Input:
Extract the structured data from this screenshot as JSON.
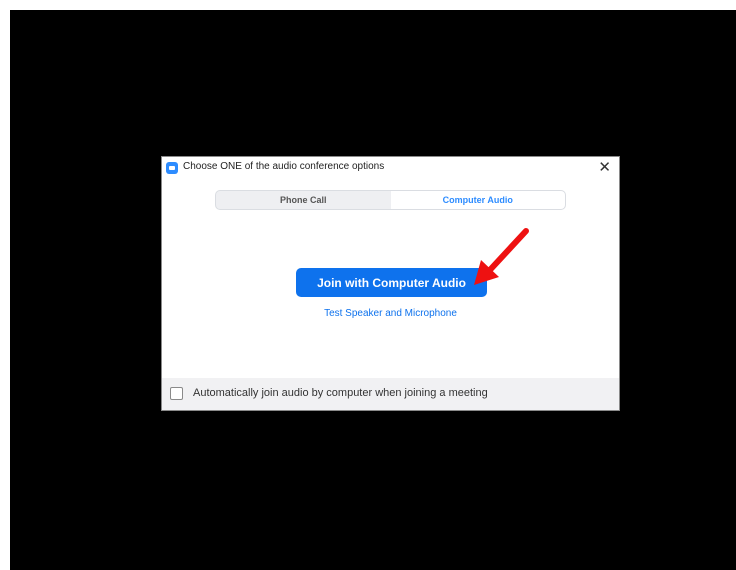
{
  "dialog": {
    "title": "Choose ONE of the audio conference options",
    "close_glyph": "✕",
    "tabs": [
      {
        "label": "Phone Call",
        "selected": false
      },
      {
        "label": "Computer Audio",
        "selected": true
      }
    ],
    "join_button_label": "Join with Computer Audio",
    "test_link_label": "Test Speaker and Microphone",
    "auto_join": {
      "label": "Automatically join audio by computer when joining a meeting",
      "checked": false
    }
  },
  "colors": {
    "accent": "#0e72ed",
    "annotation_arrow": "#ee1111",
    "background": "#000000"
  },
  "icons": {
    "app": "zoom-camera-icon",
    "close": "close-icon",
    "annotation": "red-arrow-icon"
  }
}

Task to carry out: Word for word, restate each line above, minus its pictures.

Answer box:
Extract the structured data from this screenshot as JSON.
{
  "dialog": {
    "title": "Choose ONE of the audio conference options",
    "close_glyph": "✕",
    "tabs": [
      {
        "label": "Phone Call",
        "selected": false
      },
      {
        "label": "Computer Audio",
        "selected": true
      }
    ],
    "join_button_label": "Join with Computer Audio",
    "test_link_label": "Test Speaker and Microphone",
    "auto_join": {
      "label": "Automatically join audio by computer when joining a meeting",
      "checked": false
    }
  },
  "colors": {
    "accent": "#0e72ed",
    "annotation_arrow": "#ee1111",
    "background": "#000000"
  },
  "icons": {
    "app": "zoom-camera-icon",
    "close": "close-icon",
    "annotation": "red-arrow-icon"
  }
}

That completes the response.